:: Exercise description ::
Look for "APPDI" in the records and copy every line that has it.

:: Data entries ::
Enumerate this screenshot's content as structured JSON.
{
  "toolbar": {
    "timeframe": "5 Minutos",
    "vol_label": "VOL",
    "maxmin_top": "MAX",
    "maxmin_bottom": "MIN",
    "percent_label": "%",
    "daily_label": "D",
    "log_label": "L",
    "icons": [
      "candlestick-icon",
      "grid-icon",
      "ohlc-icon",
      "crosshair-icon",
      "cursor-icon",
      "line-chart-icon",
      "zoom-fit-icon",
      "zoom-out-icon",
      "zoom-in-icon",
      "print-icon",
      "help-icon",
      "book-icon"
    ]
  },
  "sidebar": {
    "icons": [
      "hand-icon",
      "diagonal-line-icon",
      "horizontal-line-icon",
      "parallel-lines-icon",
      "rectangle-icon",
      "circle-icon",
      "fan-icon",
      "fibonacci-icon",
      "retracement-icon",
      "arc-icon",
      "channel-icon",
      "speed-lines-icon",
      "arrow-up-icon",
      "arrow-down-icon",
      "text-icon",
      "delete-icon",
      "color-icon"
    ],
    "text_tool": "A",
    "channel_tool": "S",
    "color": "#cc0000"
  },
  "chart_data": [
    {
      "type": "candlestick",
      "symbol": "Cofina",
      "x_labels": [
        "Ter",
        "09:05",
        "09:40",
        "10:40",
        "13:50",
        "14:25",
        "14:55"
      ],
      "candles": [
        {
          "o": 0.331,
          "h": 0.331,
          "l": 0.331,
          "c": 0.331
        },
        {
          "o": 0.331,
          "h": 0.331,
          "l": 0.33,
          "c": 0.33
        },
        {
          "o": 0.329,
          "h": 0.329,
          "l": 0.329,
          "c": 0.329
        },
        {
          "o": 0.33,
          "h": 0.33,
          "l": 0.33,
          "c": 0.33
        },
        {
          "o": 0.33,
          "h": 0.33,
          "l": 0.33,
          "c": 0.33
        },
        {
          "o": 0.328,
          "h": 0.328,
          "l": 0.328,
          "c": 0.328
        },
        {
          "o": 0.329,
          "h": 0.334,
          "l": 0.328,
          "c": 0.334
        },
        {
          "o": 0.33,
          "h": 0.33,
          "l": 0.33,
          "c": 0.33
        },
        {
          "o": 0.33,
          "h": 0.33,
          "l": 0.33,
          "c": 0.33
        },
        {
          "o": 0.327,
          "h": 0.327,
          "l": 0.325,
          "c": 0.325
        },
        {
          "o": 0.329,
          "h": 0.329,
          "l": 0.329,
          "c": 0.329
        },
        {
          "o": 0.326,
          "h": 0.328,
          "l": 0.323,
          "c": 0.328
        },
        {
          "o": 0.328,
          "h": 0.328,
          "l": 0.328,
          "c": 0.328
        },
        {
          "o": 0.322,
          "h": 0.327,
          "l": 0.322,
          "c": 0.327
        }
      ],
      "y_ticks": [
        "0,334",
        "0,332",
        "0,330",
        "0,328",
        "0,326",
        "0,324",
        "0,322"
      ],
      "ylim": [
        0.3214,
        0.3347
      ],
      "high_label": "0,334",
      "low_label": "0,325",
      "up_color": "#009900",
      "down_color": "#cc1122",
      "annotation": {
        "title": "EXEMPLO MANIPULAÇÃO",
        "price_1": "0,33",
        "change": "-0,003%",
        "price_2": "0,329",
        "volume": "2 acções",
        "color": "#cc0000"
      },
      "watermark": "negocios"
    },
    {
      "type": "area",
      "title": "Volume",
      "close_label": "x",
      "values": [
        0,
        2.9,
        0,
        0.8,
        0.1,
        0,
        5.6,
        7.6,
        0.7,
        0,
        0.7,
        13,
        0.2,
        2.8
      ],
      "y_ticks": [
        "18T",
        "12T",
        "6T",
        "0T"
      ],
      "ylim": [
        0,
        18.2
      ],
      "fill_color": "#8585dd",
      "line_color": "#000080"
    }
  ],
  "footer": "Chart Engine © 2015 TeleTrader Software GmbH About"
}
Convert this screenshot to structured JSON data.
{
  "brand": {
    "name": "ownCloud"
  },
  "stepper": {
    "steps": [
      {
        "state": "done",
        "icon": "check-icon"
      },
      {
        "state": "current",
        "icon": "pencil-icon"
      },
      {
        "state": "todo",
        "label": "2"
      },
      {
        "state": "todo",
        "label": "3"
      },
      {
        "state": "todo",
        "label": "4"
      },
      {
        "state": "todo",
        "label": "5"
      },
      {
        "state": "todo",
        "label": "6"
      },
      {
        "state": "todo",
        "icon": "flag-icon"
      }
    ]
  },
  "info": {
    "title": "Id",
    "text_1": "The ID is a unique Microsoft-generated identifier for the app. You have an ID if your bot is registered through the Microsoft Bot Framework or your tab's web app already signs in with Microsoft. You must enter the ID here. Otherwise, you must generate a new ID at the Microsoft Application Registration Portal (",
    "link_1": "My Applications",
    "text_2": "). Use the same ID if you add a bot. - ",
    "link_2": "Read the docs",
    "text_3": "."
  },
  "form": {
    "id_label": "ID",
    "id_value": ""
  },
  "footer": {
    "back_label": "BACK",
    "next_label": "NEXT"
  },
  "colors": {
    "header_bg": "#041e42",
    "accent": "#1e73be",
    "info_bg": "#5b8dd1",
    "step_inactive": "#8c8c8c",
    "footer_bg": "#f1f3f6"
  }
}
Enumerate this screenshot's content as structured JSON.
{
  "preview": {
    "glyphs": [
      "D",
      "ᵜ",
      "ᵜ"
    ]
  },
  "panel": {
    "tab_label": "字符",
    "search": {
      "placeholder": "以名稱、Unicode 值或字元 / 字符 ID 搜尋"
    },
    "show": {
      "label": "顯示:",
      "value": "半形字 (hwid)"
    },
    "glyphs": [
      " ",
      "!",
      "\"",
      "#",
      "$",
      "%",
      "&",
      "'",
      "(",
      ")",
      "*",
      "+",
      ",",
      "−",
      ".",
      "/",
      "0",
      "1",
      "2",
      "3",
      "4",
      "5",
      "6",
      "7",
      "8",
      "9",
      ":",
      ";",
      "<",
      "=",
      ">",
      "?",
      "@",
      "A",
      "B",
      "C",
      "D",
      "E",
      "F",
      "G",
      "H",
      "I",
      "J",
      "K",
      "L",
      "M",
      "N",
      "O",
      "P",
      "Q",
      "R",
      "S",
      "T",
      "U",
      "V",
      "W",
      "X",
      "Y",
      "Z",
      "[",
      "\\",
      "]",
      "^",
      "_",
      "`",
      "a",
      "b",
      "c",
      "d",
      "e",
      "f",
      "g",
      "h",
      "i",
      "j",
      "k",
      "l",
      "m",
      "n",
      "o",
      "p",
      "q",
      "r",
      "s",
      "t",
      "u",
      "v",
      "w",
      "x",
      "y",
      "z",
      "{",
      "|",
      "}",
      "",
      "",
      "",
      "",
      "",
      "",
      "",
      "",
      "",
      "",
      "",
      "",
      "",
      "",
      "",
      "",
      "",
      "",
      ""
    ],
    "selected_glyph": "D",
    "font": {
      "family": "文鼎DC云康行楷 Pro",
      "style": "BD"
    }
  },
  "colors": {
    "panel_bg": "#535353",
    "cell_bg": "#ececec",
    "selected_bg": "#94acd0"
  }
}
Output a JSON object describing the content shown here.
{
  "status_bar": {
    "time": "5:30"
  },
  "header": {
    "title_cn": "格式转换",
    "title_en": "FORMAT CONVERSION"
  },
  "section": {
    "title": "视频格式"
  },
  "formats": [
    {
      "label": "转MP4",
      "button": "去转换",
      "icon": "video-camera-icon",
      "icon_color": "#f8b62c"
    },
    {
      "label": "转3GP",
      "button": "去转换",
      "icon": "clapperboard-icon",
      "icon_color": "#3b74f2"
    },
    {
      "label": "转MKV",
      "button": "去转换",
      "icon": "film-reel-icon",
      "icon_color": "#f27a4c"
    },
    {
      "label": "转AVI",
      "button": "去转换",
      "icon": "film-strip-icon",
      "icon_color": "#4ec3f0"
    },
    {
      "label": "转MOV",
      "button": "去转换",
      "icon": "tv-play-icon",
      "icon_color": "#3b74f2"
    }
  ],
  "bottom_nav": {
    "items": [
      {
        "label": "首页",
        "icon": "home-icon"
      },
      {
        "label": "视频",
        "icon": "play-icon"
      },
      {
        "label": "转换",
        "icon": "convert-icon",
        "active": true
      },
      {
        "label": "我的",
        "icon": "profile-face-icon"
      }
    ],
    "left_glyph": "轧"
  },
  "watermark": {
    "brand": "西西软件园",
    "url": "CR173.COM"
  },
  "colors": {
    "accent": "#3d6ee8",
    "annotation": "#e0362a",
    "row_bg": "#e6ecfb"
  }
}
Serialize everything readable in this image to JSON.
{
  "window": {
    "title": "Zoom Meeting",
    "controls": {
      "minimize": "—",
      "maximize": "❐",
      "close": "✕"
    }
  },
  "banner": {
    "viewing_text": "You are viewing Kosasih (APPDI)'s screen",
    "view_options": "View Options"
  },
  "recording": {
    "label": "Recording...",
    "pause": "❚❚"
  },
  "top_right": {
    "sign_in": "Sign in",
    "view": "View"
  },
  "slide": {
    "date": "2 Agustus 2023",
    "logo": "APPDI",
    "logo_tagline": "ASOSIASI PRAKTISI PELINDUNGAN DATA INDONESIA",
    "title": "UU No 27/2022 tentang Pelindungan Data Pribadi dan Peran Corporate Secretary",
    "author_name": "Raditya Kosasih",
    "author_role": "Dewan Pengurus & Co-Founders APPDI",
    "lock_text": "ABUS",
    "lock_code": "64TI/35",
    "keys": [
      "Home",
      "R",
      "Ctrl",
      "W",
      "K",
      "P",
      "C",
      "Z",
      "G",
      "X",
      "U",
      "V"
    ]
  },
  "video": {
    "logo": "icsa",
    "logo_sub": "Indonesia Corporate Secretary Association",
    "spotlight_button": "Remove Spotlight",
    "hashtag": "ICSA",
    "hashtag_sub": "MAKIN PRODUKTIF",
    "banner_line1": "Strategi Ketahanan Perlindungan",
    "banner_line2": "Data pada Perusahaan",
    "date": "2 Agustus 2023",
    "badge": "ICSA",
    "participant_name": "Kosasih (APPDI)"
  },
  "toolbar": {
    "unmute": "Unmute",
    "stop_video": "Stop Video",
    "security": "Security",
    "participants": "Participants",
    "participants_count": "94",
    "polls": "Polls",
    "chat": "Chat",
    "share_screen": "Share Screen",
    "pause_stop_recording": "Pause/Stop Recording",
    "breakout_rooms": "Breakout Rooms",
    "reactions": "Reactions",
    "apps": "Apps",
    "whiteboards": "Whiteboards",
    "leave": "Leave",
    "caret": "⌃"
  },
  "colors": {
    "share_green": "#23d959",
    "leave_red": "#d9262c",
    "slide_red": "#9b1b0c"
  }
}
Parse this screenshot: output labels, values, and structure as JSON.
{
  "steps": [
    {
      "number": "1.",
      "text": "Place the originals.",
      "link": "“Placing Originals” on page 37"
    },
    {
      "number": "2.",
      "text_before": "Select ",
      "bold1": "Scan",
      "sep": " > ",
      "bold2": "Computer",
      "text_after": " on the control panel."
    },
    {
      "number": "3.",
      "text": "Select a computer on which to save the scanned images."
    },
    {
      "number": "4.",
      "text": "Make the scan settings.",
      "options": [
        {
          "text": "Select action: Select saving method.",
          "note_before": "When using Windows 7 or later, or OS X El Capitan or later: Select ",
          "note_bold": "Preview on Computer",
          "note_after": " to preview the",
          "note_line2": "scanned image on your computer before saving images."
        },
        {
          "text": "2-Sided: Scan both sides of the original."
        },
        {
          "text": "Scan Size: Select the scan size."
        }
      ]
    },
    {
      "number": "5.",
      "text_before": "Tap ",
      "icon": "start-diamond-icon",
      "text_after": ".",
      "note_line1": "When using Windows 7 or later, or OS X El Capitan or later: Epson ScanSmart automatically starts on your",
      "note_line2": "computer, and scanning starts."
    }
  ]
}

:: Output of the exercise ::
    "viewing_text": "You are viewing Kosasih (APPDI)'s screen",
    "logo": "APPDI",
    "author_role": "Dewan Pengurus & Co-Founders APPDI",
    "participant_name": "Kosasih (APPDI)"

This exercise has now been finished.